So to whom is the Anthroposophical Society now speaking? It seems unlikely that it can now be a significant change-maker in the world, except inasmuch as individual anthroposophists can find common cause with people and organisations of goodwill throughout the world. It is the work of Rudolf Steiner that can still connect us to other people, because so much of what he brought through speaks powerfully to the dilemmas of today. Even the most dedicated materialists and skeptics are feeling the hugely pervasive disquiet seething in the collective consciousness of humanity at this time, as the true scale of environmental vandalism, economic disparity and social injustice reaches breaking point.  At these times, the wounding power of ridicule from the skeptics towards the notion that humans are in reality spiritual beings currently in physical incarnation just loses its potency; to quote Susan Raven (author of the book Nature Spirits: the Remembrance): “If you hold another human being’s eye and speak your truth with the indefinable power that infuses a human voice when it sounds out from a point of profound and undeniable experience – there will be movement. And if the listener then goes on to hear the same, or similar, information from another two sources, the shell of denial might just begin to crack – be it ever so slightly!”

To people who are now open to treading a spiritual path, to come across the work of Rudolf Steiner, a very great initiate and master seer, can be life-changing. It is Rudolf Steiner whose extraordinary life and astonishing body of work can reach out to these people, not the society with its headquarters in Switzerland and a name that is difficult to pronounce. Is it not now time to acknowledge this reality? Is now the moment, in other words, to change the name of the Society, at least in English-speaking countries, to something like the “Rudolf Steiner Association”?
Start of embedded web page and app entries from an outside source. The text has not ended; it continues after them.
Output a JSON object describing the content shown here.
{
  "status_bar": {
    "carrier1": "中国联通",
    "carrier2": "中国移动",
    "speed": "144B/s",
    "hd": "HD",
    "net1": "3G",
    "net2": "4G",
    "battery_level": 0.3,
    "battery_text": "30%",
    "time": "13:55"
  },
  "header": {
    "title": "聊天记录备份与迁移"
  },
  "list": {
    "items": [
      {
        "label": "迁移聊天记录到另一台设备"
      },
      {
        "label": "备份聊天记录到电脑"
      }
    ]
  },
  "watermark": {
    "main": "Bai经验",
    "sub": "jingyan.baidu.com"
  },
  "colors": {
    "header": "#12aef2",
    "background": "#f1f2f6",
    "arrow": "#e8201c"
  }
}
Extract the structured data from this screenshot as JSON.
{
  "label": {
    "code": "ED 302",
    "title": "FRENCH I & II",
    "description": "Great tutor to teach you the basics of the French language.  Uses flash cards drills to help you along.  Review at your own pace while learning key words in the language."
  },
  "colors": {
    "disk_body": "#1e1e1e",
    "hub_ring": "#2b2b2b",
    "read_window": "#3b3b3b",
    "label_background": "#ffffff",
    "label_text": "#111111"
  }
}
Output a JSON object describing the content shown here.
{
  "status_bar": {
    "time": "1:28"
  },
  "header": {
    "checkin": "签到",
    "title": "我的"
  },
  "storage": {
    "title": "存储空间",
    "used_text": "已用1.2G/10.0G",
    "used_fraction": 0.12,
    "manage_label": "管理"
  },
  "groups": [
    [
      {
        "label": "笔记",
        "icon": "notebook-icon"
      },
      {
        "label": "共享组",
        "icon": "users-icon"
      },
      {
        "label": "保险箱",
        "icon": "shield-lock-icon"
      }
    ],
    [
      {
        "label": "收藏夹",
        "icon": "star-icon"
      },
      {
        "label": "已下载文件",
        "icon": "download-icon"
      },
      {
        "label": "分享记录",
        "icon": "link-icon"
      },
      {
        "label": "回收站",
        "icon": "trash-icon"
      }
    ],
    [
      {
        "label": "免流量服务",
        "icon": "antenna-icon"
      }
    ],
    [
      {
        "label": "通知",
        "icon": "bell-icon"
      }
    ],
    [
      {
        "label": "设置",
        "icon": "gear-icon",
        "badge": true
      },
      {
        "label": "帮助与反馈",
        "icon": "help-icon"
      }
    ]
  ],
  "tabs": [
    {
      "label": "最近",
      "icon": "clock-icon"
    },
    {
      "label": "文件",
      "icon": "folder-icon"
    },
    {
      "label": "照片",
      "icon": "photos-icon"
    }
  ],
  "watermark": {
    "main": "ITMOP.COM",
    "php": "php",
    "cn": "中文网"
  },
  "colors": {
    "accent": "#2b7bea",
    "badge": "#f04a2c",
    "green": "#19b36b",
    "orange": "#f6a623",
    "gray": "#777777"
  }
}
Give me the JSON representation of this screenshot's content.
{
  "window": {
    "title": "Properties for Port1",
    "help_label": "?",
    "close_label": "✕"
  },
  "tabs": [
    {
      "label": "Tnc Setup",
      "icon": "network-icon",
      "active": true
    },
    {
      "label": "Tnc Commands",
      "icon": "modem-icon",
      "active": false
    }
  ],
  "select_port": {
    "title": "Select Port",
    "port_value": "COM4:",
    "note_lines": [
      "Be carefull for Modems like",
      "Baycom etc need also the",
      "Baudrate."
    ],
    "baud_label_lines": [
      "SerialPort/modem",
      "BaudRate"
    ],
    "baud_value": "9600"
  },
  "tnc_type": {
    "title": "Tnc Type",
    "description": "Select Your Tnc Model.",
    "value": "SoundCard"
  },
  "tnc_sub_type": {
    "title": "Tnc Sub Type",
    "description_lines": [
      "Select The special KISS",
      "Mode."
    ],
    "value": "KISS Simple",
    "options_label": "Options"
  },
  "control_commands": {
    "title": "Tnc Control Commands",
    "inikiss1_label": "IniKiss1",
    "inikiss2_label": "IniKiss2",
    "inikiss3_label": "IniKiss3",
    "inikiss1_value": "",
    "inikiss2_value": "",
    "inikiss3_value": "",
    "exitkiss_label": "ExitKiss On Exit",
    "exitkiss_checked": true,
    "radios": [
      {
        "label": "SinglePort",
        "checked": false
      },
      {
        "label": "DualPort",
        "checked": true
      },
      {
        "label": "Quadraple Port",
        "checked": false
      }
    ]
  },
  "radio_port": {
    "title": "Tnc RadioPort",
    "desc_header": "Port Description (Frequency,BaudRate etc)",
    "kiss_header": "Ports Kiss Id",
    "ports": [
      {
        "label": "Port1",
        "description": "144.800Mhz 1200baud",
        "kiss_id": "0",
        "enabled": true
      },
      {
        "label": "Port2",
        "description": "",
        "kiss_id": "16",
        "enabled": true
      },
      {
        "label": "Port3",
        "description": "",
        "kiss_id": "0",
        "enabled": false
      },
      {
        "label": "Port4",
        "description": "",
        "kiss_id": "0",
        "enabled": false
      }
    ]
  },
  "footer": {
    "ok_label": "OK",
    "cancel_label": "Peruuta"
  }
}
Such a move would not be without its dangers. The late Rudi Lissau said that: “If we look at every statement Steiner made as a message of the spiritual world, we endow Steiner with greater authority than that assumed by the Roman Pope. It is essential to bear in mind that certain ideas of his have their root in the general climate of the time and sometimes stem from definite people. Like any other human being Steiner was, to a certain degree, shaped by his environment and, like any other human being, had certain prejudices. He had not studied everything and, as he repeatedly stated, made many of his statements to particular groups of people in unique situations never to be repeated. If we fail to remember this, we turn a real man into an idol. One can, if one is so inclined, worship an idol. A real man with all his faults and weaknesses can be loved and there are few people more worthy of love than Steiner.”

So we should remember that Steiner was a real man who also had initiate consciousness, someone who was able to bring forward huge amounts of information for us to seek to understand, to work with, to reject or accept according to our inner being, or to take forward into further research, or to apply in practical situations. Let us put no obstacle, name or otherwise, between Rudolf Steiner and those people who need to meet him.


Filed under Anthroposophy, Rudolf Steiner